Transport workers in Buenos Aires have gone back to their jobs after more than a week of strikes, which had cripple???
Transport workers in Buenos Aires have gone back to their jobs after more than a week of strikes, which had cripple??? the city's rail and subway system. They abandoned their pay strike after the State railway company announced it had begun sending out dismissal notices to staff who had refused to resume work. During the strikes, troops killed one man and saboteurs bombed railway tracks and a station.
SYNOPSIS: Transport stoppages provoked similar strikes in other State-owned sectors in Buenos Aires. The wave of labour unrest also spread to the provinces, despite state-of-siege regulations banning strikes. The transport workers demanded up to 80 percent rises in their minimum wage and were unhappy with a government package with a top rise of around 40 percent.
All is quiet now, but the Army announced that, on Wednesday (2 November), troops shot dead an unidentified man trying to incite railwaymen at Central Constitution station to go on strike. This followed bomb blasts wrecking rail lines and part of a suburban station.
As strikes grew among the 4,000 railway workers in Buenos Aires bus travelling became a growing agony. The strikes stopped services on five of the six suburban rail lines and about half the underground grid.
Rail workers also struck in industrial cities of Rosario and Santa Fe.

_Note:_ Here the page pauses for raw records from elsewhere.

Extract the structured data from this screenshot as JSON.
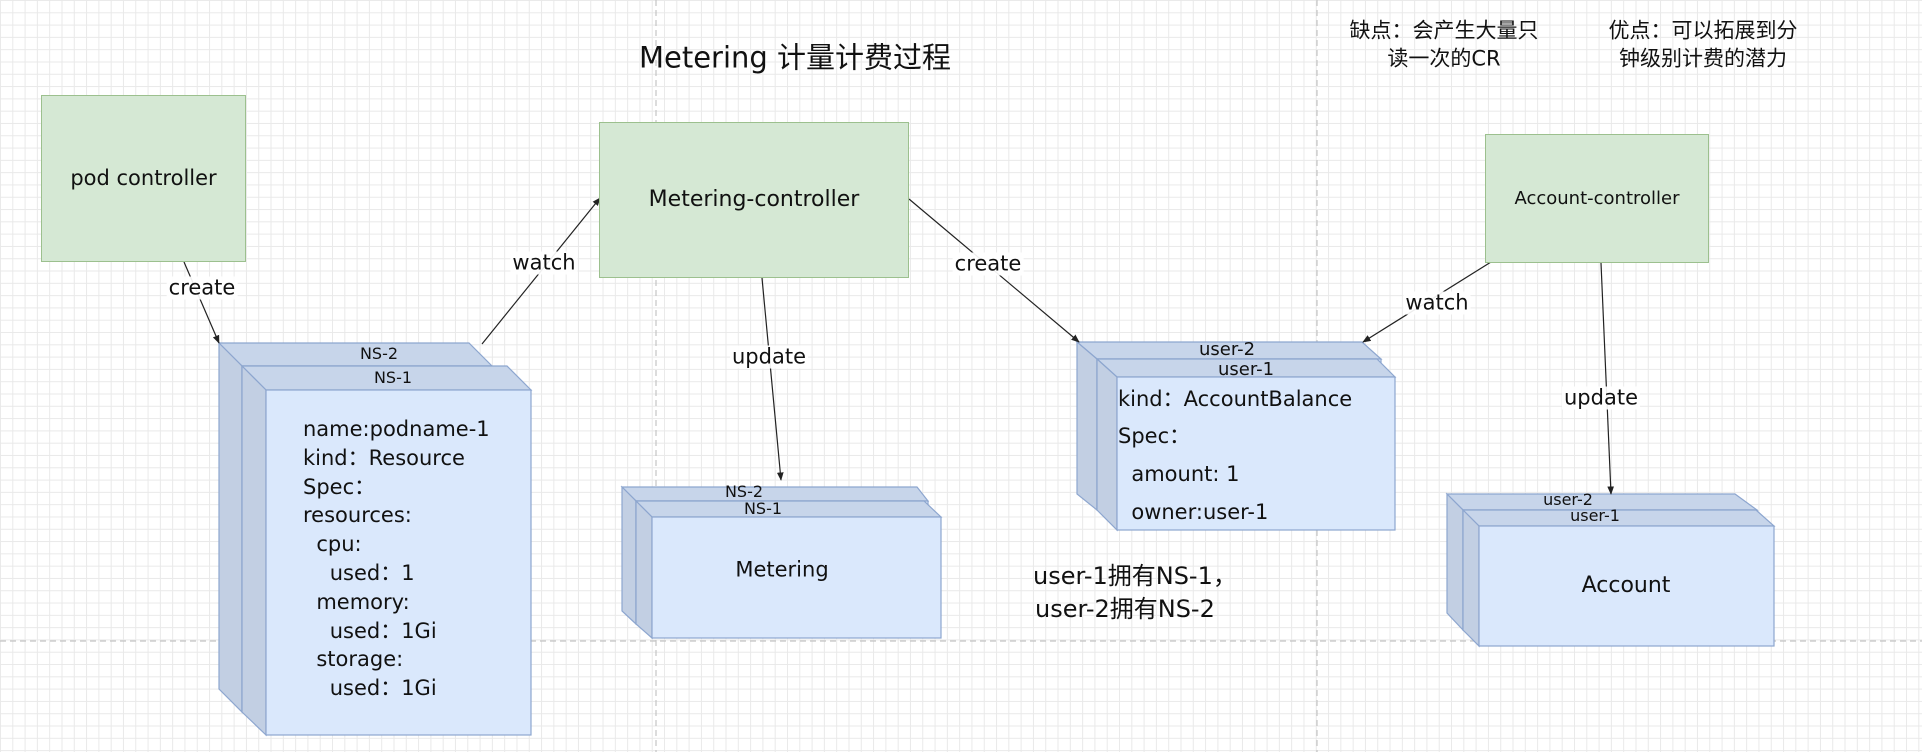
{
  "title": "Metering 计量计费过程",
  "notes": {
    "cons_line1": "缺点：会产生大量只",
    "cons_line2": "读一次的CR",
    "pros_line1": "优点：可以拓展到分",
    "pros_line2": "钟级别计费的潜力"
  },
  "controllers": {
    "pod": "pod controller",
    "metering": "Metering-controller",
    "account": "Account-controller"
  },
  "edges": {
    "pod_create": "create",
    "resource_watch": "watch",
    "metering_update": "update",
    "balance_create": "create",
    "account_watch": "watch",
    "account_update": "update"
  },
  "resource_stack": {
    "back_label": "NS-2",
    "front_label": "NS-1",
    "lines": [
      "name:podname-1",
      "kind：Resource",
      "Spec：",
      "resources:",
      "  cpu:",
      "    used：1",
      "  memory:",
      "    used：1Gi",
      "  storage:",
      "    used：1Gi"
    ]
  },
  "metering_stack": {
    "back_label": "NS-2",
    "front_label": "NS-1",
    "body": "Metering"
  },
  "balance_stack": {
    "back_label": "user-2",
    "front_label": "user-1",
    "lines": [
      "kind：AccountBalance",
      "Spec：",
      "  amount: 1",
      "  owner:user-1"
    ]
  },
  "account_stack": {
    "back_label": "user-2",
    "front_label": "user-1",
    "body": "Account"
  },
  "ownership": {
    "line1": "user-1拥有NS-1，",
    "line2": "user-2拥有NS-2"
  },
  "colors": {
    "controller_fill": "#d5e8d4",
    "controller_border": "#9cc08e",
    "cr_fill": "#dae8fc",
    "cr_border": "#8da6cf",
    "grid": "#e9e9e9",
    "divider": "#c4c4c4"
  }
}
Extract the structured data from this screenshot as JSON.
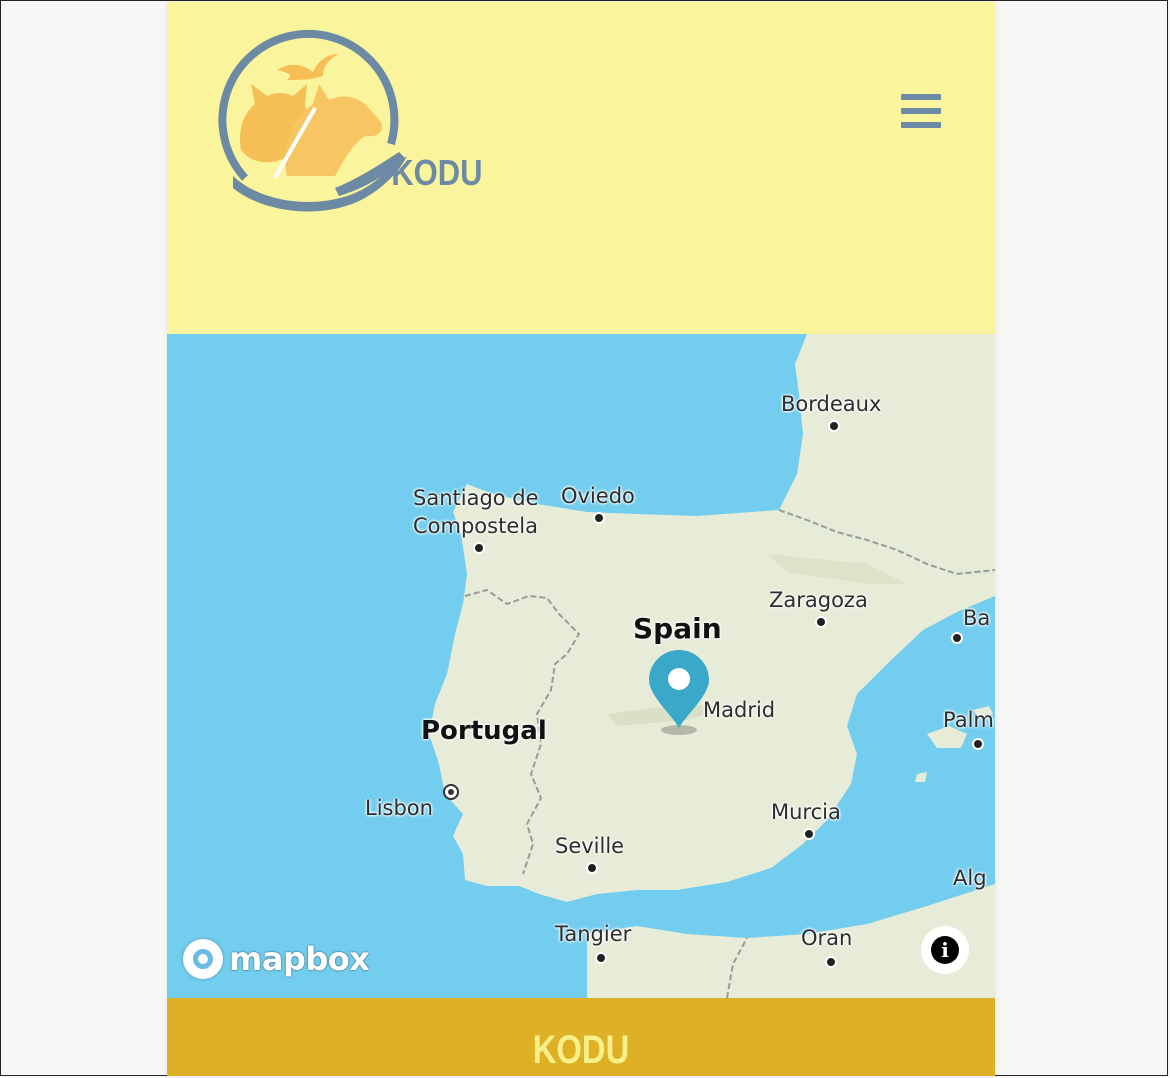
{
  "header": {
    "logo_text": "KODU",
    "menu_icon": "hamburger-menu-icon"
  },
  "map": {
    "country_labels": {
      "spain": "Spain",
      "portugal": "Portugal"
    },
    "cities": {
      "bordeaux": "Bordeaux",
      "santiago": "Santiago de\nCompostela",
      "oviedo": "Oviedo",
      "zaragoza": "Zaragoza",
      "barcelona": "Ba",
      "madrid": "Madrid",
      "palma": "Palm",
      "lisbon": "Lisbon",
      "murcia": "Murcia",
      "seville": "Seville",
      "algiers": "Alg",
      "tangier": "Tangier",
      "oran": "Oran"
    },
    "attribution_logo": "mapbox",
    "info_icon": "i",
    "marker_icon": "location-pin-icon"
  },
  "footer": {
    "title": "KODU"
  },
  "colors": {
    "header_bg": "#faf59c",
    "water": "#72cdee",
    "land": "#e6ecd8",
    "marker": "#3aa9c9",
    "footer_bg": "#ddb026",
    "footer_text": "#f7ef8a",
    "logo_blue": "#6d8aa5",
    "logo_orange": "#f5bf55"
  }
}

Some non-railways workers eased their commuting problems by going on wildcat strike themselves in state-run banks and oil company offices. And workers in hospitals, post offices, and shops pressed demands for increase in their earnings, which average around 60 U.S dollars a month - in an economy with 150 percent a year inflation.